The second group of organisms that we need are intestinal worms called helminths. These worms are called mutualists, because they benefit from us and we benefit from having them hanging around in our intestines. They used to naturally live in our gut. In fact, only 150 years ago most people in the West had intestinal worms that helped regulate immune function and prevent inflammatory disease. The culprit here isn’t diet, but cleanliness and sanitation.
Eat some fiber. Ali Karimian/Flickr, CC BY-SA
If getting dirty won’t help your biome, what can you do?
When it comes to bacteria, a healthy diet is the critical ingredient. We can actually achieve a good mixture of gut bacteria very similar to that of our hunter-gatherer ancestors by adopting a good diet high in fiber and low in processed foods. The right diet helps the good bacteria in your gut flourish, and might make it easier for new varieties of good bacteria to take root.
In addition, there are some products that might, in theory, support a more hunter-gatherer-like bacterial flora, by exposing us to the kind of bacteria we don’t encounter anymore, but they haven’t been tested in clinical trials.
Probiotics, generally formulations of bacteria such as bifidobacteria and lactobacilli that grow readily in milk, are safe to use unless patients are severely ill.

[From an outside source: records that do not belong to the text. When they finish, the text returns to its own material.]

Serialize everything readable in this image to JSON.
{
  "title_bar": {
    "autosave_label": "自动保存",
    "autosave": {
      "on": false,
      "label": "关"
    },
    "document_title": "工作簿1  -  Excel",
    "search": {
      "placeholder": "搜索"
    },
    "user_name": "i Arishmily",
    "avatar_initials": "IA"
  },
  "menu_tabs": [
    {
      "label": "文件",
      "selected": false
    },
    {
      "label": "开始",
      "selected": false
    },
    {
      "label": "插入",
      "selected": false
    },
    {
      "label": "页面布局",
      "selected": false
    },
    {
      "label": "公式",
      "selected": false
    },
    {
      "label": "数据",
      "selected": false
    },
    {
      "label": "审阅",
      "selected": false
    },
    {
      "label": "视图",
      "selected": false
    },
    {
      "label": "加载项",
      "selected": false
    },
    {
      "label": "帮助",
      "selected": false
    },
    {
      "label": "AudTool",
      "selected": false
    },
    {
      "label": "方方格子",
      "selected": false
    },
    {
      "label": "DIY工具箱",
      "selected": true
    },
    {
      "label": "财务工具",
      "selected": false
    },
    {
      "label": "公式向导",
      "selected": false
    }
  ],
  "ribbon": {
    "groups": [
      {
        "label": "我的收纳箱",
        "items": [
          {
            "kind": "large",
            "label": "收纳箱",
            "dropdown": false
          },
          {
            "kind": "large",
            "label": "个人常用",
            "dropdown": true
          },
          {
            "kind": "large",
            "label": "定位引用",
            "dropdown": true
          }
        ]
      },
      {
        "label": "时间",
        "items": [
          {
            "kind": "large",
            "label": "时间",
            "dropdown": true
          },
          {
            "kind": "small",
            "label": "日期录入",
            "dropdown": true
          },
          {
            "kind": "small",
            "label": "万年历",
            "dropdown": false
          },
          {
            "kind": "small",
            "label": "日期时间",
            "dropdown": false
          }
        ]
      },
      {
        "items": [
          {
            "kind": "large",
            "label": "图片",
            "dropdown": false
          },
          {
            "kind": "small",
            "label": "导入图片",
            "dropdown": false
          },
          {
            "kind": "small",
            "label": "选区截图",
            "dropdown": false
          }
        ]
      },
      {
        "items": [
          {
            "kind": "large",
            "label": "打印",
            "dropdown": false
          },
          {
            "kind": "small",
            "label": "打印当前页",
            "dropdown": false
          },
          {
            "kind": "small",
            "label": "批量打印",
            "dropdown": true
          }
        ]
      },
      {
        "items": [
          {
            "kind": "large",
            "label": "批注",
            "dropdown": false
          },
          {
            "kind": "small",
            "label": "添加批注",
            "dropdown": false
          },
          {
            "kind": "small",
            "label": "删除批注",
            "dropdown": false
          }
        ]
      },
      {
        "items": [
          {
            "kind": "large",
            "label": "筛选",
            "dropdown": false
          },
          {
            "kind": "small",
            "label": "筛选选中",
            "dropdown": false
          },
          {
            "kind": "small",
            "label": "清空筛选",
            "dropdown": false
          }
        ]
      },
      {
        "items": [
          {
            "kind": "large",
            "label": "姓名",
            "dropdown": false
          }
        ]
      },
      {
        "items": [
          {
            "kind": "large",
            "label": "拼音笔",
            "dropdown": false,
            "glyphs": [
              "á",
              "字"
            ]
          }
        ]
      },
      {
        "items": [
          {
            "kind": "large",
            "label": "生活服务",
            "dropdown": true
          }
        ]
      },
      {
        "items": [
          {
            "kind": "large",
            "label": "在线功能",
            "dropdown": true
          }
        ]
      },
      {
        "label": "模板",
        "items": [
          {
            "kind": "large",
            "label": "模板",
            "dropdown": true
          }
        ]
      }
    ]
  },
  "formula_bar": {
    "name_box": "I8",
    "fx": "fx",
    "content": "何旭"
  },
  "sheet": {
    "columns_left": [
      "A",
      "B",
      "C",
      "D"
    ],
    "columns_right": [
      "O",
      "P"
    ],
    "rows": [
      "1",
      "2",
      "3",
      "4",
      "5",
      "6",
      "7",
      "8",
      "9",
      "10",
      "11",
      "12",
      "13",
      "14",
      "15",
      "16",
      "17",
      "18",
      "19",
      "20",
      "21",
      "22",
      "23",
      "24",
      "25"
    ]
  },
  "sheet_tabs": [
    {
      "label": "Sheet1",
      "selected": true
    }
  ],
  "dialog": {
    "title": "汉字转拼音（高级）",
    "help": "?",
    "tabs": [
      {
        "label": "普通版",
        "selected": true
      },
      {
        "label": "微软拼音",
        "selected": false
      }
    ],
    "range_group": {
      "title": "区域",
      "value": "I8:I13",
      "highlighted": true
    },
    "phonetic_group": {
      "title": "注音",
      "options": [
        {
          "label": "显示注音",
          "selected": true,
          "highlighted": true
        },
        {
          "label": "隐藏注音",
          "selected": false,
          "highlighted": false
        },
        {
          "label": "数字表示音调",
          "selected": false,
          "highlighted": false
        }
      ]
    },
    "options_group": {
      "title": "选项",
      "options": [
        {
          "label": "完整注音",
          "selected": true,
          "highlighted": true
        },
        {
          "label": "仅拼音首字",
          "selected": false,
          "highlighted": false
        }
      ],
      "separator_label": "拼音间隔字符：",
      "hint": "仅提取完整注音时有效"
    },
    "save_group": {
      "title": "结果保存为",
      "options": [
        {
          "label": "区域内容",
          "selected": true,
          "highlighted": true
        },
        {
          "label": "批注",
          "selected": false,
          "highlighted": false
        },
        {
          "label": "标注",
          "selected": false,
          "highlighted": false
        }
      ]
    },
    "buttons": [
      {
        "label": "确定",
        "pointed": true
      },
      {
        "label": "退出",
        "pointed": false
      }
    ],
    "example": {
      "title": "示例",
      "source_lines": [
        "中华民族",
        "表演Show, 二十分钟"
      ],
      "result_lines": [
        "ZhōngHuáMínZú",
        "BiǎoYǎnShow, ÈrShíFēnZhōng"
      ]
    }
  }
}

They could help support biodiversity in our guts if we need to take antibiotics.
Worms are a bit more challenging. There are two schools of thought on how to help helminth-less guts: one is to figure out what makes good worms good for us, and develop a drug that can do the same thing. The other is just to have these good worms living in your intestines.
Personally, I don’t think we can replicate complex biological relationships using a drug. My view is that modern medicine will eventually embrace the actual worm or maybe complex single-celled organisms called protozoans that work the same way, but research in this field is still in the early stages of development.
In the meantime, some intrepid people are going straight for the worm. As in actually acquiring worms in their gut. The challenge for these adventurers is to find a worm that has more benefits than disadvantages.
For instance, the same species of worm can have different effects in different people. The human hookworm, for instance, is commercially available and easily cultured at home. It has been found to treat multiple sclerosis and severe airway hypersensitivity but can also cause severe gastrointestinal distress in many patients.
For now, most individuals interested in immune health will focus on those factors that are risk-free, like avoiding chronic psychological stress, eating well and exercising, and watching out for vitamin D deficiency. These factors, all within our control, are important for avoiding a wide range of inflammation-related diseases, including allergy, autoimmunity, depression and cancer.
William Parker, Associate Professor of Surgery, Duke University
This article was originally published on The Conversation. Read the original article.